    Fiendish - Your problem could be latency which causes distortion, meaning increase your buffer size to something like 512 samples or even 1024 and see if things clear up. Also it could be because it's a USB unit, which is not really suited well for any kind of audio recording, best option is always to use a PCI card type soundcard. Also could be simply that you're overloading the input of your soundcard which can't handle such a hot signal therefore you get distortion, so a pre or a compressor in the chain would be a good solution as well.

  12. HeavyDuty

    HeavyDuty Supporting Curmudgeon Staff Member Gold Supporting Member

    Jun 26, 2000
    Suburban Chicago, IL
  13. Brink22,

    Have a look through the FAQ (this question has come up frequently... :) ) and if you still have some questions, then post back. It will help a lot if you are specific about what kind of computer and soundcard you have currently.

    Have a good one!
  14. Hi all,

    Here's a brief rundown on an easy and extremely cheap way to record. It works, costs less than $100 (not including the cost of audio recording software like Cool Edit, Pro Tools, Cakewalk, etc - I'm assuming you'll already have something), and sounds decent.

    First, I have a basic Behringer Eurorack four channel mixer (any kind of mixer will work as long as it has an output that you can use to hook up to the direct input of your sound card). I have the mixer I bought for $59 and use the tape out to hook a "stereo to mini plug" cord into my sound card.

    Basically, I take my bass (or guitar, etc - whatever you want to record) and hook it into the mixing board. If I'm using effects, I'll run a direct out or microphone setup with my amp into the board. Then I open up the sound recorder program (in my case, Cool Edit Pro) and away I go! That simple!

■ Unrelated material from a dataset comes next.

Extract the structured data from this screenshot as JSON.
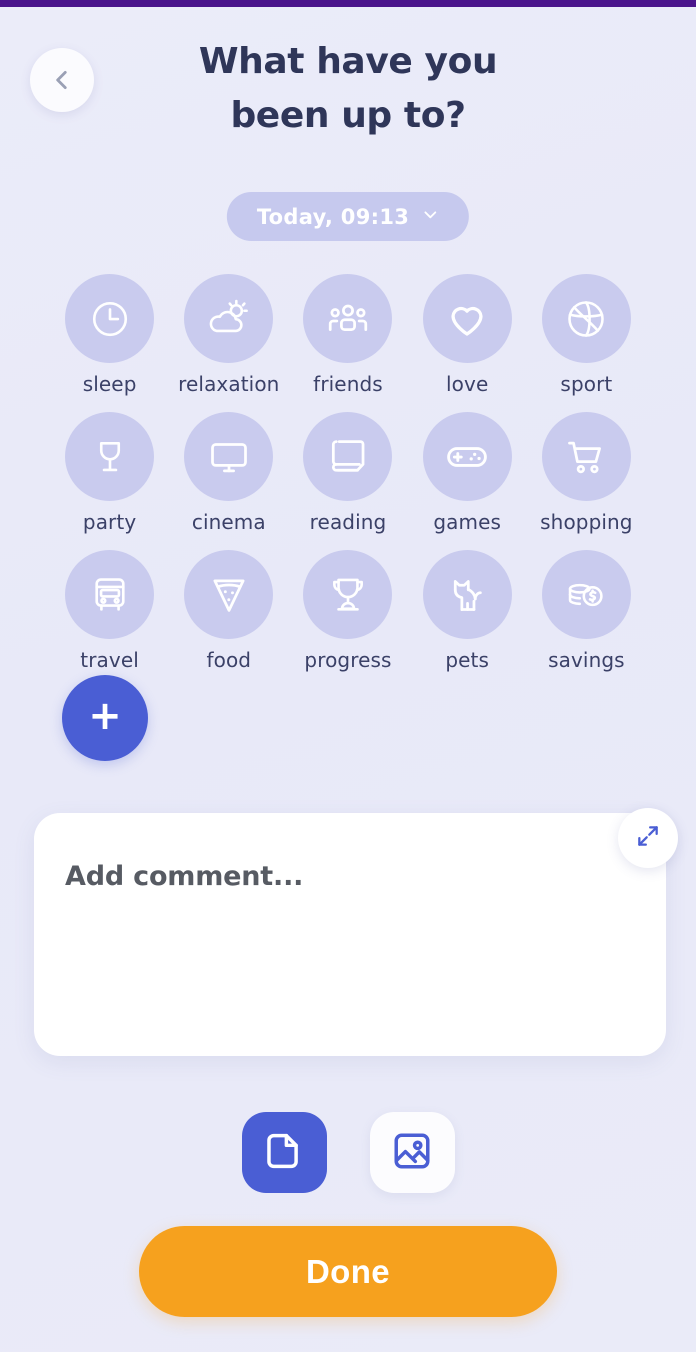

Cool Edit is multitrack capable, so I can record one track, then play it back while recording the second track, etc.


    Sound Card: The better the sound card the better it'll be. BUT - mine is a $20 Hurricane sound card I got at Circuit City. The important thing is that it's full duplex (which it'll say on the box somewhere). Also, make sure the full duplex sound card doesn't downconvert the signal in full duplex mode (aka - record in 16 bit but play back simultaneously in 8 bit, which will make it sound like a scratchy AM radio). The $20 sound card I bought is full duplex in 16-bit 96 khz, which makes it an easy and extremely cheap way to get what you want. If you wish to spend more, It'll probably have better things like direct stereo inputs, some even have microphone-style inputs, etc - but they're really not needed for basic recording provided you can use a mixer or whatever to plug your instrument into.

    Software: You want a basic multitrack software audio recorder if you want to play more than one instrument on the track. If its just an acoustic guitar-voice thing, you probably don't even need a multitrack-capable audio recorder.

    That's it! With a little hard work on your part, you can actually get a recording to sound pretty good!

  15. i got an input that i use from one of my firends microphones that you can plug it into a computer microphone input, hey, it'll prolly mess up my comp. someday or not, but i dun care it works. Before that i used to just use this crappy microphone and hang it down infront of my amp. :bassist:
  16. dave_clark69

    dave_clark69 Guest

    Jan 17, 2003
    If you are in a band you might be able to go round to a friends dwelling and hope they have a really good soundcard. If not you can record on the line in on an mp3 player. I did it with a xclef hd500 (which i took back) with a corvette 4 string. Sounded amaizing. but i then plugged my guitar into my amp, then into the mp3 player, and it was all fuzzy because it was too loud, so keep the volume low-ish.
  17. unrealrocks


    Jan 8, 2004
    I just take a line level from my amp, into the line in and off we go :)

Share This Page